→ Supplied data
━━━━━━━━━━━━━━━━━━━━━━━━━━━━━━

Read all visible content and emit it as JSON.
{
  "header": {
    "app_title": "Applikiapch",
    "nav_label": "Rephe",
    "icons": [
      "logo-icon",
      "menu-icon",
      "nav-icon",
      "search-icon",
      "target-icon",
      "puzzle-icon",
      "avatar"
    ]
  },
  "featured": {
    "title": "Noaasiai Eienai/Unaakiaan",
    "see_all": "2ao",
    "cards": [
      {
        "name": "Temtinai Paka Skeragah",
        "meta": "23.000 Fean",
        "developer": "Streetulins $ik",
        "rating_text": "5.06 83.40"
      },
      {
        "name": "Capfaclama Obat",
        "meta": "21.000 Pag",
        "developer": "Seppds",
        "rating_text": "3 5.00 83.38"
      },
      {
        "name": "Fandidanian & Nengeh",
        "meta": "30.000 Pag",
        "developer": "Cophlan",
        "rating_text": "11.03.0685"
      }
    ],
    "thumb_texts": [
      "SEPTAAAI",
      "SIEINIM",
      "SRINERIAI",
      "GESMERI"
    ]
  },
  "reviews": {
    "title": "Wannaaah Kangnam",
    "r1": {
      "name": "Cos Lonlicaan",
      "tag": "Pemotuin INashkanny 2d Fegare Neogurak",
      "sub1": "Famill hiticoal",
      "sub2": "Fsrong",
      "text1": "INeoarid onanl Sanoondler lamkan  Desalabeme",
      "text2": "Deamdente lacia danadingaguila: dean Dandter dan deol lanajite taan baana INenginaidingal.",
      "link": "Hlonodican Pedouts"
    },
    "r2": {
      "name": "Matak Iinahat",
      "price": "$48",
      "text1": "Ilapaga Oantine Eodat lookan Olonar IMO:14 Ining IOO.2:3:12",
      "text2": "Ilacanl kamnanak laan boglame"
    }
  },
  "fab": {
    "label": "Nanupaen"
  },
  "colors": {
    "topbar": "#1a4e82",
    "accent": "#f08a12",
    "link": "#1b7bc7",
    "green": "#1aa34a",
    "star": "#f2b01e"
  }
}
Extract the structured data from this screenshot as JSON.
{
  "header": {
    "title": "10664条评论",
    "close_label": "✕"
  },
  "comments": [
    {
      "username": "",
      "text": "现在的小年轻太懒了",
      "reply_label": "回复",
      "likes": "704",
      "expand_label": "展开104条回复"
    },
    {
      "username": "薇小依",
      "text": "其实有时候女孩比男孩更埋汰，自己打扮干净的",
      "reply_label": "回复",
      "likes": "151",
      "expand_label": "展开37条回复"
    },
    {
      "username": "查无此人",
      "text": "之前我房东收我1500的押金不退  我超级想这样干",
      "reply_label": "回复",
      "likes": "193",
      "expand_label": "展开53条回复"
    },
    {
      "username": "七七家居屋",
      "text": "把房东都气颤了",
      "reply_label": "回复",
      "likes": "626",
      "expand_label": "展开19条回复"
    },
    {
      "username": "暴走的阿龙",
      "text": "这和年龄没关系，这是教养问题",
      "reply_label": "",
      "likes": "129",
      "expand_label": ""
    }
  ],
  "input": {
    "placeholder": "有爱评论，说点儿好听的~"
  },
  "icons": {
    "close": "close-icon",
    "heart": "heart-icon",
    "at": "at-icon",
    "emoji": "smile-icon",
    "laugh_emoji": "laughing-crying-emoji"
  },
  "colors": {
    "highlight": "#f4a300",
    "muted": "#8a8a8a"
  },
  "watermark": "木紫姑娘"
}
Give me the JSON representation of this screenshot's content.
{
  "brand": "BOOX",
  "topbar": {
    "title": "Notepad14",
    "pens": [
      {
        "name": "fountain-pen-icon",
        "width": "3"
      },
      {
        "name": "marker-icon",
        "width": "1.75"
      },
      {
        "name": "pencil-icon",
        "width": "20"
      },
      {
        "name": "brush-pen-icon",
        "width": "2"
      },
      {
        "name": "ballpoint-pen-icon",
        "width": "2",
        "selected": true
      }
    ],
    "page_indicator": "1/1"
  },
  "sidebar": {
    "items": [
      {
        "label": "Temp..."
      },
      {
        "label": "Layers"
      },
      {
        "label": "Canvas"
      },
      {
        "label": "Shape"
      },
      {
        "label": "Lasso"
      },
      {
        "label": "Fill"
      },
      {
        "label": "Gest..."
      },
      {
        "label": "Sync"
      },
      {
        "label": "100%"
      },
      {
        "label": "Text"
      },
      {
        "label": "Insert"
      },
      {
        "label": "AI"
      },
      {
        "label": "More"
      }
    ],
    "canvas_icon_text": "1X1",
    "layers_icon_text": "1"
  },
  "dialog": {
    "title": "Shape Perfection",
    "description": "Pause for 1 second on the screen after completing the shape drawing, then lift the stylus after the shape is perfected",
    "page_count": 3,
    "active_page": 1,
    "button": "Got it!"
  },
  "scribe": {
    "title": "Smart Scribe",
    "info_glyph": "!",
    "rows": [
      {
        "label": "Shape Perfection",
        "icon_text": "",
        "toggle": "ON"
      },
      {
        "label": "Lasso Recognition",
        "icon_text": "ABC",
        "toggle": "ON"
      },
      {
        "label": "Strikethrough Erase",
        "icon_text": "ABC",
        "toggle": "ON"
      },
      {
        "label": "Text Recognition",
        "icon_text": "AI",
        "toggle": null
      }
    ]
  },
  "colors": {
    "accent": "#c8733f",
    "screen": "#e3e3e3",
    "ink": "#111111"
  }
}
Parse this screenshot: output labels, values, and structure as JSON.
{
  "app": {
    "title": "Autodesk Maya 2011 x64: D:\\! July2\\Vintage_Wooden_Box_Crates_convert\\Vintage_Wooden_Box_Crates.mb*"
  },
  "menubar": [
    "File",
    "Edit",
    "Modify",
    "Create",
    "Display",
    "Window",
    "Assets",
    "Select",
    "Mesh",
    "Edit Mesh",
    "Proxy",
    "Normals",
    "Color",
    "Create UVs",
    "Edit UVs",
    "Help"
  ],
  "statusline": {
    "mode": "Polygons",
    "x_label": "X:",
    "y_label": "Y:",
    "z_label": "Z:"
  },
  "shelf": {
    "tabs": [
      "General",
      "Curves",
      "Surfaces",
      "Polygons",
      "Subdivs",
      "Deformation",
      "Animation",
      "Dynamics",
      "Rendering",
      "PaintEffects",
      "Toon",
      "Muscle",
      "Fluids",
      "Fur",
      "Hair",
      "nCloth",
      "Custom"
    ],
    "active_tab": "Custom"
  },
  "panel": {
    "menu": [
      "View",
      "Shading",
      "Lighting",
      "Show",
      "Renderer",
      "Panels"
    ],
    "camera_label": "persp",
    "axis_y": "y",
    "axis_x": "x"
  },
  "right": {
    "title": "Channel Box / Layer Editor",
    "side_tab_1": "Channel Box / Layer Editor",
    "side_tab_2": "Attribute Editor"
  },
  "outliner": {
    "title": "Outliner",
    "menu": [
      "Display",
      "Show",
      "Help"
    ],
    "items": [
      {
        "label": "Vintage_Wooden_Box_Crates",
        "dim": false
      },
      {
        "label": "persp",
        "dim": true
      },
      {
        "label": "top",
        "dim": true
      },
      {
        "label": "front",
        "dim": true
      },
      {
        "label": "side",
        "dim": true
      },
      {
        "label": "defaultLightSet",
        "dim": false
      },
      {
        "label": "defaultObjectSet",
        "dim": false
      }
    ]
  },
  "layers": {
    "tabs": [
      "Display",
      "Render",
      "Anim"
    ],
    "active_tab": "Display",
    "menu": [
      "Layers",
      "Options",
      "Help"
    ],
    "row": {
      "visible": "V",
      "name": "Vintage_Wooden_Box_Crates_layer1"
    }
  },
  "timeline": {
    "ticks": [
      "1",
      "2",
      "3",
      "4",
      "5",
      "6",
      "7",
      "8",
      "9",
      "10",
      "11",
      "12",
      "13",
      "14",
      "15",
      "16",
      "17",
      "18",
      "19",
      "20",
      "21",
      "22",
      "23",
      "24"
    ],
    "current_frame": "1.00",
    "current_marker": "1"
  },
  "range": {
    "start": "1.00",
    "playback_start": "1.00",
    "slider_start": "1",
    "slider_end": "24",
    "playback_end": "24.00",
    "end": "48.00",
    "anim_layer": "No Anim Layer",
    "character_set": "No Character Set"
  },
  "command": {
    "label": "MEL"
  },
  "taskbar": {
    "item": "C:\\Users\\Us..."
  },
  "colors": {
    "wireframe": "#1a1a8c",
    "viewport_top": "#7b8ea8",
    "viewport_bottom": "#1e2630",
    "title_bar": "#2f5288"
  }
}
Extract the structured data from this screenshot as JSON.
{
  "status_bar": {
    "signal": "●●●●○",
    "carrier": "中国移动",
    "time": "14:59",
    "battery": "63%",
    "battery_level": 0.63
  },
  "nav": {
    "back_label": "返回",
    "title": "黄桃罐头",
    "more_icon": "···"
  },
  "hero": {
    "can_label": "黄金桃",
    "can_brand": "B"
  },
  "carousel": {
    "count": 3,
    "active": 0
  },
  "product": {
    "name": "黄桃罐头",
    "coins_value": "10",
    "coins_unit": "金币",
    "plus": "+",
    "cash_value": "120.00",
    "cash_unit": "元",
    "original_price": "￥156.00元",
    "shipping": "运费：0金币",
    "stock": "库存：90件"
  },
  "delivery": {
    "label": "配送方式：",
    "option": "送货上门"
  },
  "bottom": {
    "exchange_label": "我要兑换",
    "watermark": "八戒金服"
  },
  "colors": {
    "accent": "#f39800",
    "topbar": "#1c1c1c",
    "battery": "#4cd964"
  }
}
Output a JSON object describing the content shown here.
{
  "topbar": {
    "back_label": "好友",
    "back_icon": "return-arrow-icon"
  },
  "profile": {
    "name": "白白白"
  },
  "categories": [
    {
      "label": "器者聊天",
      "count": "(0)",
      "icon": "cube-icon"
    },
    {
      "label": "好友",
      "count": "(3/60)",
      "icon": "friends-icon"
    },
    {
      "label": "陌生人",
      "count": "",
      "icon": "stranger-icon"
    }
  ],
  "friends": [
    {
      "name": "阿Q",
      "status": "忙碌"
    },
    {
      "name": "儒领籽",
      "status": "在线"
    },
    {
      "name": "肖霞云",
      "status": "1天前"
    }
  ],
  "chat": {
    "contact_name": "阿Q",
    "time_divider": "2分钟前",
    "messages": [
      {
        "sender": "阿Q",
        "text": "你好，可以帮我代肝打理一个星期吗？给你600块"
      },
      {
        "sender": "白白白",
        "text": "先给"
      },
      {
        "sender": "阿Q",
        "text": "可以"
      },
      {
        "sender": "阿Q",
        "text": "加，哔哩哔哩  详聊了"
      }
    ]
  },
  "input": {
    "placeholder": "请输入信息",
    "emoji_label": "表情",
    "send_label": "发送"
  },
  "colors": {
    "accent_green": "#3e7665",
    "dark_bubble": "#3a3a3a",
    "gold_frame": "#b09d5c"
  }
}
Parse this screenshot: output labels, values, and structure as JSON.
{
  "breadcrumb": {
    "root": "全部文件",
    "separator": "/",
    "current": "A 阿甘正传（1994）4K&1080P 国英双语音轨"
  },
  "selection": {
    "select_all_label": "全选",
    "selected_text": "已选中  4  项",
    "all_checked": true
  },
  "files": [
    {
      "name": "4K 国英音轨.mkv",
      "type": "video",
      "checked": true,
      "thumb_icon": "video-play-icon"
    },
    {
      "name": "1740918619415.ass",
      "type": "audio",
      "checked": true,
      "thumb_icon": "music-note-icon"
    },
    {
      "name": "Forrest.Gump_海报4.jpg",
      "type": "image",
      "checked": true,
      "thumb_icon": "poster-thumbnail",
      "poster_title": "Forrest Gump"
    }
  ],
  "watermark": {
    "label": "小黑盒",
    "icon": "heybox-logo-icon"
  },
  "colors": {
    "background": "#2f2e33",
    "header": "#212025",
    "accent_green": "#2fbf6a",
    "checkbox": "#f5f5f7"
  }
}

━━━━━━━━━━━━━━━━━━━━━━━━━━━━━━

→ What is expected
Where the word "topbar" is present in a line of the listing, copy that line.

→ Worked solution
    "topbar": "#1a4e82",
  "topbar": {
    "topbar": "#1c1c1c",
  "topbar": {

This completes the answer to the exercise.